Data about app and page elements
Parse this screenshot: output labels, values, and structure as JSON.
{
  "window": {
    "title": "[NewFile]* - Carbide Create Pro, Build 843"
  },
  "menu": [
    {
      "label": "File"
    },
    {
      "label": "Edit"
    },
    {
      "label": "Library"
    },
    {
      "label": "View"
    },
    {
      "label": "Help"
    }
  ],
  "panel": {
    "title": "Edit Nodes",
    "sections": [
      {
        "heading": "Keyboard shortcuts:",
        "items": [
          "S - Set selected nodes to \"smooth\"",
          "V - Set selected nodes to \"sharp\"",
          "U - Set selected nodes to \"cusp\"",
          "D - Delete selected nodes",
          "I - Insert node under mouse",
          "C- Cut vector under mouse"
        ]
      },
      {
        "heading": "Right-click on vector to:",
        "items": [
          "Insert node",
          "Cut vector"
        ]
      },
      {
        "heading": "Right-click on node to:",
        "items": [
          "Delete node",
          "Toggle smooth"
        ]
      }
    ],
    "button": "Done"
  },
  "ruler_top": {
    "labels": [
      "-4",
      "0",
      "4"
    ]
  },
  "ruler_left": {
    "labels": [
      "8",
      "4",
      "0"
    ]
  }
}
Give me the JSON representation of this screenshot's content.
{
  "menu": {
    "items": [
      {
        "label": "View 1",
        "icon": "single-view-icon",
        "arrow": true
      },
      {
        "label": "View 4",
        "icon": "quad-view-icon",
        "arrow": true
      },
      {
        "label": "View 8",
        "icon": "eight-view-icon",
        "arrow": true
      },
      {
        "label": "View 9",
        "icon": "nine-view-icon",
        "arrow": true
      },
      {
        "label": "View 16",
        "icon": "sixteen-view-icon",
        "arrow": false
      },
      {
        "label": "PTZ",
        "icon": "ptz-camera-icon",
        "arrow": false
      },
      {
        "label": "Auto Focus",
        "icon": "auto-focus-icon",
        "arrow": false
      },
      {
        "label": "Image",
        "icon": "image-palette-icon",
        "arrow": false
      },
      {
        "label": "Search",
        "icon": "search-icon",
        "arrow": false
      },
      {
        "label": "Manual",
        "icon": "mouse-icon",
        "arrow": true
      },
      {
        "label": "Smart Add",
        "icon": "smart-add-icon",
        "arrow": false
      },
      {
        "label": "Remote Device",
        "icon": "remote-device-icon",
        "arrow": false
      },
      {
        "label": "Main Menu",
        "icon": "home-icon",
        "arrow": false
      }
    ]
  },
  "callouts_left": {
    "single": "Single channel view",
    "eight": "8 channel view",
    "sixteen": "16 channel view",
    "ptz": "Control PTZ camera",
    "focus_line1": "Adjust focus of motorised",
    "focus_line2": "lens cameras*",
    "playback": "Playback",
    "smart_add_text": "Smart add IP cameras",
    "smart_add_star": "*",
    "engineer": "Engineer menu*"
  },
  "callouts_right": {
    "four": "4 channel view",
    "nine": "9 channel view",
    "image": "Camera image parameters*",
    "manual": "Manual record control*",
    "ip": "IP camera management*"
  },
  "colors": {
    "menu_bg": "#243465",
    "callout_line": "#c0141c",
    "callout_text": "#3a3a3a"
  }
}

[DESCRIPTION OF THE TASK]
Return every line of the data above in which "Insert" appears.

[RESULT FOR THIS EXERCISE]
          "I - Insert node under mouse",
          "Insert node",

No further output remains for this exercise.